Upon hearing the recommendations, Cross River’s Governor Liyel Imoke recognized the value of corporate expertise. Projects HOPE and Comfort have since evolved into a business partnership between IBM and Cross River State, grounded in the common goal of saving lives. IBM provides counsel on a biometric identification system that registers program participants, while giving hospitals and doctors the intelligence to make life-saving decisions. Solar panels have been installed in free health clinics that experience frequent power outages, and Projects HOPE and Comfort are on track to increase school attendance by 80% and reduce infant and mother mortality rate 50% by this year’s end.
Why Did This Cross-Sector Partnership Work?
I ask myself what is needed for government and business to innovate together to solve social challenges every day.
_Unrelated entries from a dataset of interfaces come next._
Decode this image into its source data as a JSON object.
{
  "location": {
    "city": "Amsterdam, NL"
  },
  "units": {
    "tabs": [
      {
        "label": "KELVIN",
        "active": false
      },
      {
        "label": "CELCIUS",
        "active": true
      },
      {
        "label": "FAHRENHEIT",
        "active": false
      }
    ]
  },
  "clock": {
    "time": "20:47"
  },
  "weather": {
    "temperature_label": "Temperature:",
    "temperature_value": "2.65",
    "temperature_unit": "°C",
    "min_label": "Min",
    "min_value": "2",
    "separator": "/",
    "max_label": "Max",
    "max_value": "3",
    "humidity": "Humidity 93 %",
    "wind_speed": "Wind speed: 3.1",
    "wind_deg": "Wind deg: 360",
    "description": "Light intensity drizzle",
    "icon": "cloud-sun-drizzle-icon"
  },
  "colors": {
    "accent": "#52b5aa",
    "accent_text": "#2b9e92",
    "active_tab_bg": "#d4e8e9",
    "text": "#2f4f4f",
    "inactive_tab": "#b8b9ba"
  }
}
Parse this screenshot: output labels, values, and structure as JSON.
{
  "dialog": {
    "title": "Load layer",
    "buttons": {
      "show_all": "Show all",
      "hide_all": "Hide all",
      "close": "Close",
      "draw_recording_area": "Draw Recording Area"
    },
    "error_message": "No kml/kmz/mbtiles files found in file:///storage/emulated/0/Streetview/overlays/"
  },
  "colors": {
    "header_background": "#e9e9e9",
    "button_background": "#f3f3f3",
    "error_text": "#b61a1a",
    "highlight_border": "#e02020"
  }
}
In environments as diverse as Ghana, India, and the Philippines, my organization, CDC Development Solutions, works with corporations and their employee-volunteers to spur local social and economic development.
Several factors help explain the success of the IBM-Cross River State partnership:
1. Private sector support. The short-term Corporate Service Corps projects were a fertile learning ground that provided IBM with an understanding of Cross River’s cultural dynamics, while relationships with local communities and government organically developed. IBM’s senior leadership team well understands the value of this type of relationship. When C-Suite leaders understand the business value that accompanies a social contribution, this helps them to view it with a different lens and support the project.
2. Government committed to transparency. Cross River State’s Governor Imoke was a fervent supporter of the partnership. He demonstrated political will that went a long way in engendering the trust and cooperation of those beneath him, as well as transparency at all levels.
3. Coordination and connection. When two parties with different languages and processes collaborate, the need for an intermediary cannot be underestimated. Working with a third party resource brings an on-the-ground network that fosters trust, while saving both parties a valuable resource: time. It also leads to results that can scale quickly, as we see in the case of Cross River.
4. Skills-based support. The engagements utilized the professional skills of employee volunteers from all over the world, bringing together a diversity of skills and perspectives. The projects were ones that required strategic thinking, not brute physical force. The team members were able to successfully apply their expertise to the tasks at hand.
In a world of increasing globalization, there is a need for best practices to guide partnership between government and business. International corporate volunteer programs offer an initial lens into principles that can guide these partnerships.